What to do: Retyping the entire listing exactly is the task.

======

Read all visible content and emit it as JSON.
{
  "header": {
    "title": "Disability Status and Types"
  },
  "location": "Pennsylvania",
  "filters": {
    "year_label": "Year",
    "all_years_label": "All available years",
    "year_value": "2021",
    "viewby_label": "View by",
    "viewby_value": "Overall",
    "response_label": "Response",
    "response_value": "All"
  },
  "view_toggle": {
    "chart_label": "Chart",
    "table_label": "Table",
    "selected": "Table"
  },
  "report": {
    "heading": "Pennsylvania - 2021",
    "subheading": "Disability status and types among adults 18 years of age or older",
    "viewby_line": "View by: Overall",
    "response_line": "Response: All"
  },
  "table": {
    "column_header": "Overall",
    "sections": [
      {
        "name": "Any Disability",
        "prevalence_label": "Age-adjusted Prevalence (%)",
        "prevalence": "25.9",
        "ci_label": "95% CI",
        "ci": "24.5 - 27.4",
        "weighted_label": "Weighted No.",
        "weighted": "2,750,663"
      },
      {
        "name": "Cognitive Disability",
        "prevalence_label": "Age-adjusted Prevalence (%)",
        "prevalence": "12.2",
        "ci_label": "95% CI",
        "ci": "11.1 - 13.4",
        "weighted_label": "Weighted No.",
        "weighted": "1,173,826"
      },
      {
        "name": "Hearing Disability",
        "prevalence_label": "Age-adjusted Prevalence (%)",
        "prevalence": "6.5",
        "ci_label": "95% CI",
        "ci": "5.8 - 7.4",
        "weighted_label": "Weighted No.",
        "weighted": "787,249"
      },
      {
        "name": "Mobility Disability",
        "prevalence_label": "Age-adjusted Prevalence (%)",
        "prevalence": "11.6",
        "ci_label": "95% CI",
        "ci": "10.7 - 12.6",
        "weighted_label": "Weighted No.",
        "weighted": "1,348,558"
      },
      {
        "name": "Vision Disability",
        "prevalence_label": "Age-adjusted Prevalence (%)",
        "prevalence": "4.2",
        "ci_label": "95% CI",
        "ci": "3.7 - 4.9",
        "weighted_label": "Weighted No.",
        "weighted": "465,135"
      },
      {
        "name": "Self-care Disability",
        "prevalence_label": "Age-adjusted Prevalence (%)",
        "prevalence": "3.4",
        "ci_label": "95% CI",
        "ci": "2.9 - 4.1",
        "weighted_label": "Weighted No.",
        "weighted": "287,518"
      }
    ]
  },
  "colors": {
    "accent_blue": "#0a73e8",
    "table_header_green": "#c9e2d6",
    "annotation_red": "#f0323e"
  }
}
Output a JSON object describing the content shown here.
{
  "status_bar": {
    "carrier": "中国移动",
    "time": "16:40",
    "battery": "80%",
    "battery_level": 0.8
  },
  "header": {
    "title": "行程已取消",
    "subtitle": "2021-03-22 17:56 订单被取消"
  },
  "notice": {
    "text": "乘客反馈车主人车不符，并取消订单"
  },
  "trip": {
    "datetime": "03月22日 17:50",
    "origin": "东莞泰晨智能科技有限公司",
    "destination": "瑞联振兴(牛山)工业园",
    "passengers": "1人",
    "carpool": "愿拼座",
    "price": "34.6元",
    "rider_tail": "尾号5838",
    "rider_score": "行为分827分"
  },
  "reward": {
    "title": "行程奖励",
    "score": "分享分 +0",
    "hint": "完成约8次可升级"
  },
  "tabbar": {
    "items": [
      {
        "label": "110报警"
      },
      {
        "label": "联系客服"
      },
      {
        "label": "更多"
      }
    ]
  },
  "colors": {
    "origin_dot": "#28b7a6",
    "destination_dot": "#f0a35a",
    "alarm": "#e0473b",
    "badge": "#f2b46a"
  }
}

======

Expected answer:
Read all visible content and emit it as JSON.
{
  "header": {
    "title": "Disability Status and Types"
  },
  "location": "Pennsylvania",
  "filters": {
    "year_label": "Year",
    "all_years_label": "All available years",
    "year_value": "2021",
    "viewby_label": "View by",
    "viewby_value": "Overall",
    "response_label": "Response",
    "response_value": "All"
  },
  "view_toggle": {
    "chart_label": "Chart",
    "table_label": "Table",
    "selected": "Table"
  },
  "report": {
    "heading": "Pennsylvania - 2021",
    "subheading": "Disability status and types among adults 18 years of age or older",
    "viewby_line": "View by: Overall",
    "response_line": "Response: All"
  },
  "table": {
    "column_header": "Overall",
    "sections": [
      {
        "name": "Any Disability",
        "prevalence_label": "Age-adjusted Prevalence (%)",
        "prevalence": "25.9",
        "ci_label": "95% CI",
        "ci": "24.5 - 27.4",
        "weighted_label": "Weighted No.",
        "weighted": "2,750,663"
      },
      {
        "name": "Cognitive Disability",
        "prevalence_label": "Age-adjusted Prevalence (%)",
        "prevalence": "12.2",
        "ci_label": "95% CI",
        "ci": "11.1 - 13.4",
        "weighted_label": "Weighted No.",
        "weighted": "1,173,826"
      },
      {
        "name": "Hearing Disability",
        "prevalence_label": "Age-adjusted Prevalence (%)",
        "prevalence": "6.5",
        "ci_label": "95% CI",
        "ci": "5.8 - 7.4",
        "weighted_label": "Weighted No.",
        "weighted": "787,249"
      },
      {
        "name": "Mobility Disability",
        "prevalence_label": "Age-adjusted Prevalence (%)",
        "prevalence": "11.6",
        "ci_label": "95% CI",
        "ci": "10.7 - 12.6",
        "weighted_label": "Weighted No.",
        "weighted": "1,348,558"
      },
      {
        "name": "Vision Disability",
        "prevalence_label": "Age-adjusted Prevalence (%)",
        "prevalence": "4.2",
        "ci_label": "95% CI",
        "ci": "3.7 - 4.9",
        "weighted_label": "Weighted No.",
        "weighted": "465,135"
      },
      {
        "name": "Self-care Disability",
        "prevalence_label": "Age-adjusted Prevalence (%)",
        "prevalence": "3.4",
        "ci_label": "95% CI",
        "ci": "2.9 - 4.1",
        "weighted_label": "Weighted No.",
        "weighted": "287,518"
      }
    ]
  },
  "colors": {
    "accent_blue": "#0a73e8",
    "table_header_green": "#c9e2d6",
    "annotation_red": "#f0323e"
  }
}
Output a JSON object describing the content shown here.
{
  "status_bar": {
    "carrier": "中国移动",
    "time": "16:40",
    "battery": "80%",
    "battery_level": 0.8
  },
  "header": {
    "title": "行程已取消",
    "subtitle": "2021-03-22 17:56 订单被取消"
  },
  "notice": {
    "text": "乘客反馈车主人车不符，并取消订单"
  },
  "trip": {
    "datetime": "03月22日 17:50",
    "origin": "东莞泰晨智能科技有限公司",
    "destination": "瑞联振兴(牛山)工业园",
    "passengers": "1人",
    "carpool": "愿拼座",
    "price": "34.6元",
    "rider_tail": "尾号5838",
    "rider_score": "行为分827分"
  },
  "reward": {
    "title": "行程奖励",
    "score": "分享分 +0",
    "hint": "完成约8次可升级"
  },
  "tabbar": {
    "items": [
      {
        "label": "110报警"
      },
      {
        "label": "联系客服"
      },
      {
        "label": "更多"
      }
    ]
  },
  "colors": {
    "origin_dot": "#28b7a6",
    "destination_dot": "#f0a35a",
    "alarm": "#e0473b",
    "badge": "#f2b46a"
  }
}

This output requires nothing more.